19 April 2013 | khayaal_e_yaar
Horror.....No! Suspense thriller....Yes!
Mohan Bhakri aka Mr. Sleaze was a director overburdened with lame ideas that he used to call a 'film'. 'Cheekh' was released in 1985 and saw a run of just 3 days in our nearest cinema hall. It wasn't the case that the locality where I lived in was a crowded place, packed with people who tend to be movie buffs. On the contrary, my hometown was close to any hamlet where people loved to watch whatever ran in the cinema hall. So, what went wrong with Cheekh? It's certain that it didn't live up to the expectations of the local film goers. Cheekh was billed as a horror film, but it wasn't one. It was a thriller film with a tint of slasher genre. The idea is, Cheekh failed to beat the other films of its time because the swarm of B-graders made it look like any other Bhakri film and people had a common idea of letting it go by. However, this wasn't the case. Cheekh is not only interesting but also moves well once it comes to the point.
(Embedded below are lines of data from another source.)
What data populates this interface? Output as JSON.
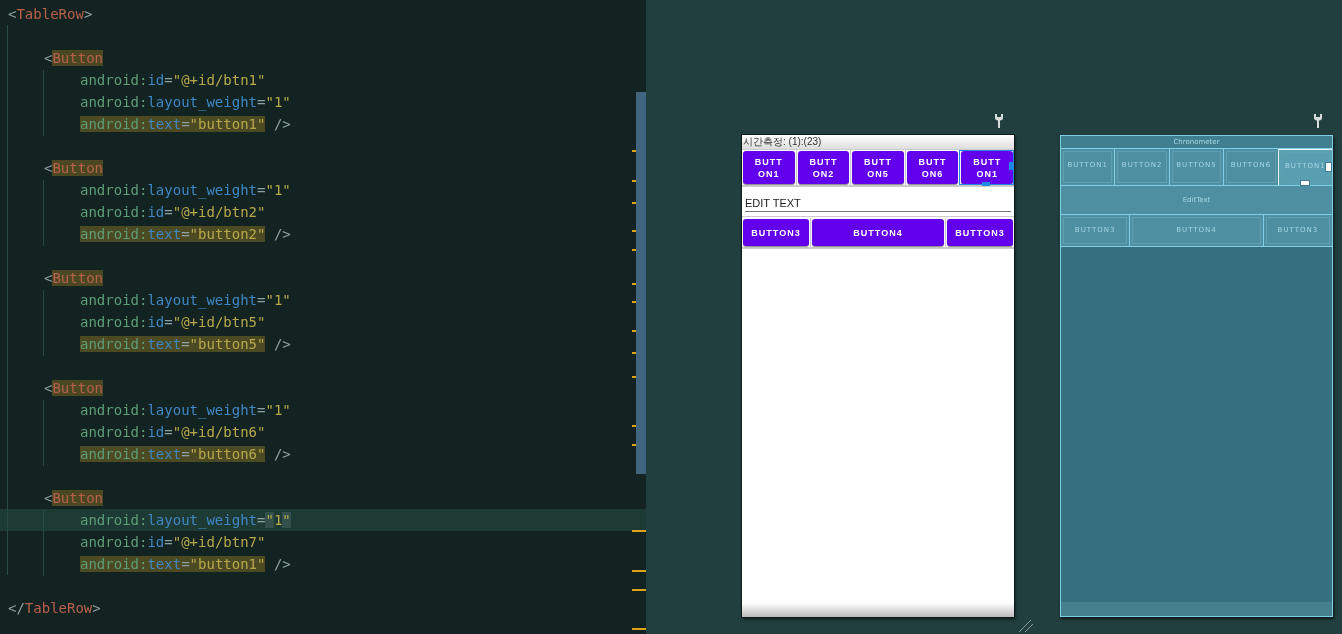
{
  "editor": {
    "code": {
      "open_tag": {
        "lt": "<",
        "name": "TableRow",
        "gt": ">"
      },
      "close_tag": {
        "lt": "</",
        "name": "TableRow",
        "gt": ">"
      },
      "children": [
        {
          "lt": "<",
          "name": "Button",
          "name_highlighted": true,
          "end": "/>",
          "attributes": [
            {
              "prefix": "android:",
              "name": "id",
              "eq": "=",
              "value": "\"@+id/btn1\"",
              "highlighted": false,
              "current": false
            },
            {
              "prefix": "android:",
              "name": "layout_weight",
              "eq": "=",
              "value": "\"1\"",
              "highlighted": false,
              "current": false
            },
            {
              "prefix": "android:",
              "name": "text",
              "eq": "=",
              "value": "\"button1\"",
              "highlighted": true,
              "current": false
            }
          ]
        },
        {
          "lt": "<",
          "name": "Button",
          "name_highlighted": true,
          "end": "/>",
          "attributes": [
            {
              "prefix": "android:",
              "name": "layout_weight",
              "eq": "=",
              "value": "\"1\"",
              "highlighted": false,
              "current": false
            },
            {
              "prefix": "android:",
              "name": "id",
              "eq": "=",
              "value": "\"@+id/btn2\"",
              "highlighted": false,
              "current": false
            },
            {
              "prefix": "android:",
              "name": "text",
              "eq": "=",
              "value": "\"button2\"",
              "highlighted": true,
              "current": false
            }
          ]
        },
        {
          "lt": "<",
          "name": "Button",
          "name_highlighted": true,
          "end": "/>",
          "attributes": [
            {
              "prefix": "android:",
              "name": "layout_weight",
              "eq": "=",
              "value": "\"1\"",
              "highlighted": false,
              "current": false
            },
            {
              "prefix": "android:",
              "name": "id",
              "eq": "=",
              "value": "\"@+id/btn5\"",
              "highlighted": false,
              "current": false
            },
            {
              "prefix": "android:",
              "name": "text",
              "eq": "=",
              "value": "\"button5\"",
              "highlighted": true,
              "current": false
            }
          ]
        },
        {
          "lt": "<",
          "name": "Button",
          "name_highlighted": true,
          "end": "/>",
          "attributes": [
            {
              "prefix": "android:",
              "name": "layout_weight",
              "eq": "=",
              "value": "\"1\"",
              "highlighted": false,
              "current": false
            },
            {
              "prefix": "android:",
              "name": "id",
              "eq": "=",
              "value": "\"@+id/btn6\"",
              "highlighted": false,
              "current": false
            },
            {
              "prefix": "android:",
              "name": "text",
              "eq": "=",
              "value": "\"button6\"",
              "highlighted": true,
              "current": false
            }
          ]
        },
        {
          "lt": "<",
          "name": "Button",
          "name_highlighted": true,
          "end": "/>",
          "attributes": [
            {
              "prefix": "android:",
              "name": "layout_weight",
              "eq": "=",
              "value": "\"1\"",
              "highlighted": false,
              "current": true
            },
            {
              "prefix": "android:",
              "name": "id",
              "eq": "=",
              "value": "\"@+id/btn7\"",
              "highlighted": false,
              "current": false
            },
            {
              "prefix": "android:",
              "name": "text",
              "eq": "=",
              "value": "\"button1\"",
              "highlighted": true,
              "current": false
            }
          ]
        }
      ]
    }
  },
  "design": {
    "preview": {
      "chronometer": "시간측정: (1):(23)",
      "button_row": [
        {
          "label": "BUTTON1",
          "selected": false
        },
        {
          "label": "BUTTON2",
          "selected": false
        },
        {
          "label": "BUTTON5",
          "selected": false
        },
        {
          "label": "BUTTON6",
          "selected": false
        },
        {
          "label": "BUTTON1",
          "selected": true
        }
      ],
      "edit_text": {
        "value": "EDIT TEXT"
      },
      "button_row_2": [
        {
          "label": "BUTTON3",
          "selected": false
        },
        {
          "label": "BUTTON4",
          "selected": false
        },
        {
          "label": "BUTTON3",
          "selected": false
        }
      ]
    },
    "blueprint": {
      "chronometer": "Chronometer",
      "button_row": [
        {
          "label": "BUTTON1",
          "selected": false
        },
        {
          "label": "BUTTON2",
          "selected": false
        },
        {
          "label": "BUTTON5",
          "selected": false
        },
        {
          "label": "BUTTON6",
          "selected": false
        },
        {
          "label": "BUTTON1",
          "selected": true
        }
      ],
      "edit_text": {
        "value": "EditText"
      },
      "button_row_2": [
        {
          "label": "BUTTON3",
          "selected": false
        },
        {
          "label": "BUTTON4",
          "selected": false
        },
        {
          "label": "BUTTON3",
          "selected": false
        }
      ]
    }
  }
}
Cheekh begins with Thakur (Madan Puri), the cruel village landlord and womanizer, who claims every village belle for himself. It seems he rapes every bride in the village and earns the anger of dominated villagers. The villagers, however, are too docile to protest against the evil landlord. On one such bad day, Thakur rapes another bride before the very eyes of a young kid. The kid watches it all and swears to exact revenge some day.
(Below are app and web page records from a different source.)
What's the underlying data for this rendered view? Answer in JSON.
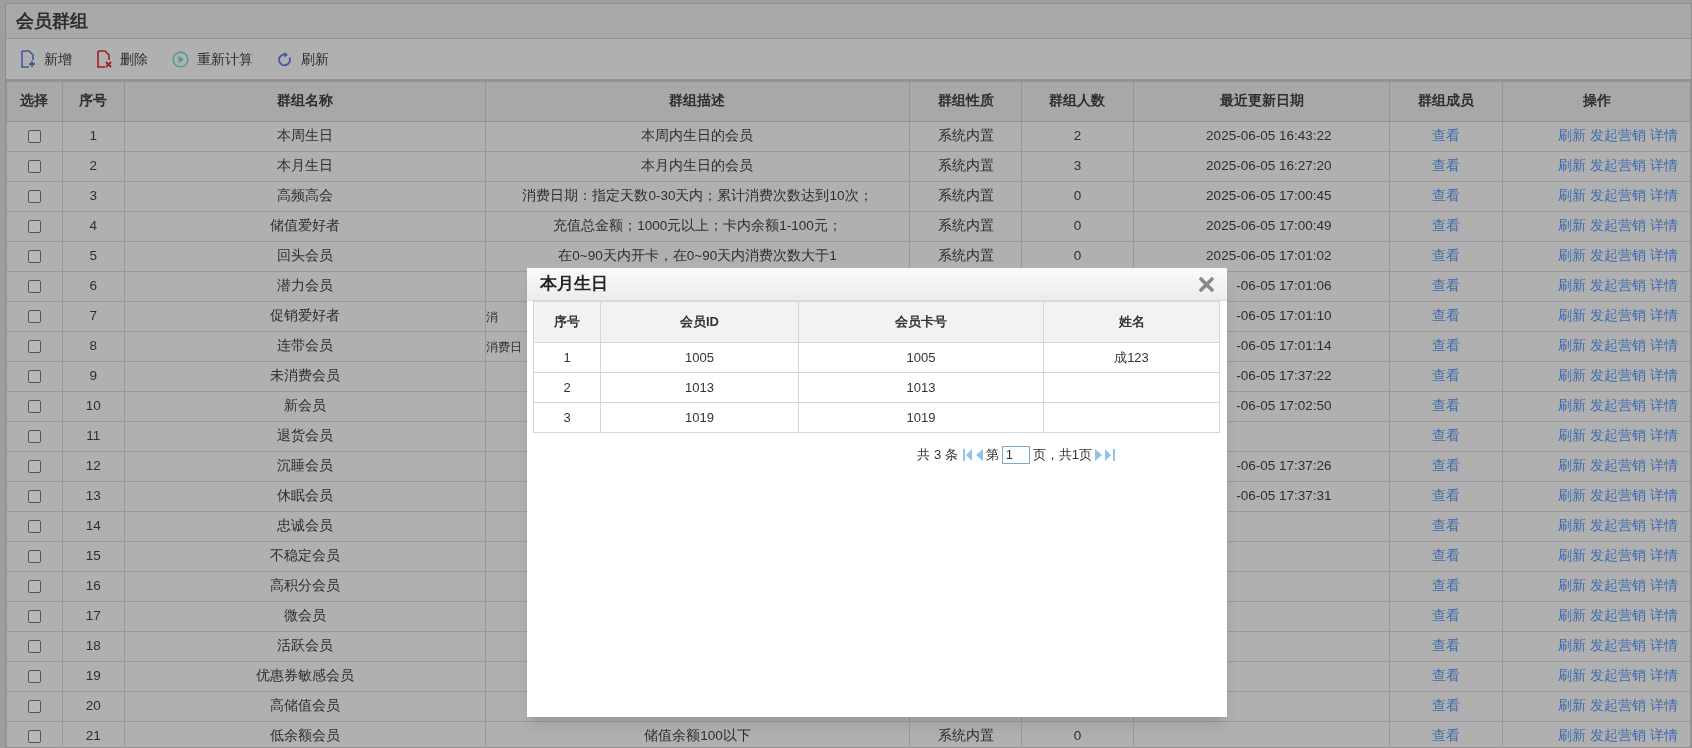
{
  "page_title": "会员群组",
  "toolbar": [
    {
      "kind": "add",
      "label": "新增"
    },
    {
      "kind": "delete",
      "label": "删除"
    },
    {
      "kind": "recalc",
      "label": "重新计算"
    },
    {
      "kind": "refresh",
      "label": "刷新"
    }
  ],
  "table": {
    "columns": [
      "选择",
      "序号",
      "群组名称",
      "群组描述",
      "群组性质",
      "群组人数",
      "最近更新日期",
      "群组成员",
      "操作"
    ],
    "rows": [
      {
        "checked": false,
        "index": "1",
        "name": "本周生日",
        "description": "本周内生日的会员",
        "type": "系统内置",
        "count": "2",
        "updated": "2025-06-05 16:43:22",
        "members": "查看",
        "actions": [
          "刷新",
          "发起营销",
          "详情"
        ]
      },
      {
        "checked": false,
        "index": "2",
        "name": "本月生日",
        "description": "本月内生日的会员",
        "type": "系统内置",
        "count": "3",
        "updated": "2025-06-05 16:27:20",
        "members": "查看",
        "actions": [
          "刷新",
          "发起营销",
          "详情"
        ]
      },
      {
        "checked": false,
        "index": "3",
        "name": "高频高会",
        "description": "消费日期：指定天数0-30天内；累计消费次数达到10次；",
        "type": "系统内置",
        "count": "0",
        "updated": "2025-06-05 17:00:45",
        "members": "查看",
        "actions": [
          "刷新",
          "发起营销",
          "详情"
        ]
      },
      {
        "checked": false,
        "index": "4",
        "name": "储值爱好者",
        "description": "充值总金额；1000元以上；卡内余额1-100元；",
        "type": "系统内置",
        "count": "0",
        "updated": "2025-06-05 17:00:49",
        "members": "查看",
        "actions": [
          "刷新",
          "发起营销",
          "详情"
        ]
      },
      {
        "checked": false,
        "index": "5",
        "name": "回头会员",
        "description": "在0~90天内开卡，在0~90天内消费次数大于1",
        "type": "系统内置",
        "count": "0",
        "updated": "2025-06-05 17:01:02",
        "members": "查看",
        "actions": [
          "刷新",
          "发起营销",
          "详情"
        ]
      },
      {
        "checked": false,
        "index": "6",
        "name": "潜力会员",
        "updated": "-06-05 17:01:06",
        "members": "查看",
        "actions": [
          "刷新",
          "发起营销",
          "详情"
        ]
      },
      {
        "checked": false,
        "index": "7",
        "name": "促销爱好者",
        "description": "消",
        "updated": "-06-05 17:01:10",
        "members": "查看",
        "actions": [
          "刷新",
          "发起营销",
          "详情"
        ]
      },
      {
        "checked": false,
        "index": "8",
        "name": "连带会员",
        "description": "消费日",
        "updated": "-06-05 17:01:14",
        "members": "查看",
        "actions": [
          "刷新",
          "发起营销",
          "详情"
        ]
      },
      {
        "checked": false,
        "index": "9",
        "name": "未消费会员",
        "updated": "-06-05 17:37:22",
        "members": "查看",
        "actions": [
          "刷新",
          "发起营销",
          "详情"
        ]
      },
      {
        "checked": false,
        "index": "10",
        "name": "新会员",
        "updated": "-06-05 17:02:50",
        "members": "查看",
        "actions": [
          "刷新",
          "发起营销",
          "详情"
        ]
      },
      {
        "checked": false,
        "index": "11",
        "name": "退货会员",
        "members": "查看",
        "actions": [
          "刷新",
          "发起营销",
          "详情"
        ]
      },
      {
        "checked": false,
        "index": "12",
        "name": "沉睡会员",
        "updated": "-06-05 17:37:26",
        "members": "查看",
        "actions": [
          "刷新",
          "发起营销",
          "详情"
        ]
      },
      {
        "checked": false,
        "index": "13",
        "name": "休眠会员",
        "updated": "-06-05 17:37:31",
        "members": "查看",
        "actions": [
          "刷新",
          "发起营销",
          "详情"
        ]
      },
      {
        "checked": false,
        "index": "14",
        "name": "忠诚会员",
        "members": "查看",
        "actions": [
          "刷新",
          "发起营销",
          "详情"
        ]
      },
      {
        "checked": false,
        "index": "15",
        "name": "不稳定会员",
        "members": "查看",
        "actions": [
          "刷新",
          "发起营销",
          "详情"
        ]
      },
      {
        "checked": false,
        "index": "16",
        "name": "高积分会员",
        "members": "查看",
        "actions": [
          "刷新",
          "发起营销",
          "详情"
        ]
      },
      {
        "checked": false,
        "index": "17",
        "name": "微会员",
        "members": "查看",
        "actions": [
          "刷新",
          "发起营销",
          "详情"
        ]
      },
      {
        "checked": false,
        "index": "18",
        "name": "活跃会员",
        "members": "查看",
        "actions": [
          "刷新",
          "发起营销",
          "详情"
        ]
      },
      {
        "checked": false,
        "index": "19",
        "name": "优惠券敏感会员",
        "members": "查看",
        "actions": [
          "刷新",
          "发起营销",
          "详情"
        ]
      },
      {
        "checked": false,
        "index": "20",
        "name": "高储值会员",
        "members": "查看",
        "actions": [
          "刷新",
          "发起营销",
          "详情"
        ]
      },
      {
        "checked": false,
        "index": "21",
        "name": "低余额会员",
        "description": "储值余额100以下",
        "type": "系统内置",
        "count": "0",
        "members": "查看",
        "actions": [
          "刷新",
          "发起营销",
          "详情"
        ]
      }
    ]
  },
  "dialog": {
    "title": "本月生日",
    "columns": [
      "序号",
      "会员ID",
      "会员卡号",
      "姓名"
    ],
    "rows": [
      [
        "1",
        "1005",
        "1005",
        "成123"
      ],
      [
        "2",
        "1013",
        "1013",
        ""
      ],
      [
        "3",
        "1019",
        "1019",
        ""
      ]
    ],
    "pager": {
      "total": "共 3 条",
      "page_prefix": "第",
      "page_value": "1",
      "page_suffix": "页，共1页"
    }
  }
}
Days go by and Thakur grows old. He has a daughter Deepa (Deepika Chikhaliya), who is happy-go-lucky kinda girl and remains in her own world of imagination. Once a sculpture artist named Sunil (Javed Khan) saves her from local goons and Deepa falls for him. She takes Sunil to her father, who is now invalid and is on wheel chair. Since Thakur lives alone, he wants Deepa to get married with Sunil and requests Sunil to shift in his palatial Victorian era mansion. Sunil accepts this offer for he loves Deepa very much.
Few days later, Deepa's friend Nisha (Madhu Malhotra) arrives in the mansion. Nisha is a crystal ball reader and claims to know the fate of everyone around her. As few days pass by, we meet Rohit (Raza Murad), who has come here for Nisha. The viewers may guess that Rohit and Nisha are in a kind of relationship and know each other closely. Nisha interprets some messages she gets from her crystal ball, and tells Deepa that a bad omen is imminent. A few nights later an unknown assailant pushes the disabled Thakur down the staircase where he meets a grisly death. As the police has no idea about the killer, they ask everyone to stay there unless the killer is apprehended.
Deepa is restless and is usually calmed by Sunil. They decide to stick together and face the situation as it comes. One night Rohit is accidentally killed by Deepa and Sunil, when they are playing with a fake gun. The two don't understand how it happened. Sunil, being an artist embalms the corpse with POP (Plaster of Paris) and puts it in between his other artworks. Deepa and Sunil decide to keep this a secret and begin finding ways to get rid of this problem. One evening, a girl (Neelam Mehra), who looks like a forced journalist comes to the town looking for her brother Rohit. She secretively files a complaint at the local police station about the strange disappearance of her brother. However, her arrival doesn't remain a secret as the killer soon finds about her and mercilessly kills her. As the mystery deepens, the trio (Deepa, Sunil, Nisha) begin to lose their nerves. They must act fast before the killer redeems the opportunity to kill them.
The story had enough scope, but possibly due to lack of finance Bhakri couldn't develop it well. The locations are eerie and the cast is not bad but surely they all have a label called 'B's' stuck to their faces. The ending is tricky and shocking and the moment it comes, it connects the viewers right with the prologue. This film is bit difficult to find, but I've heard that some DVD companies have refurbished the original VHS version and have attempted to revive this decent little gem. Thanks to their efforts.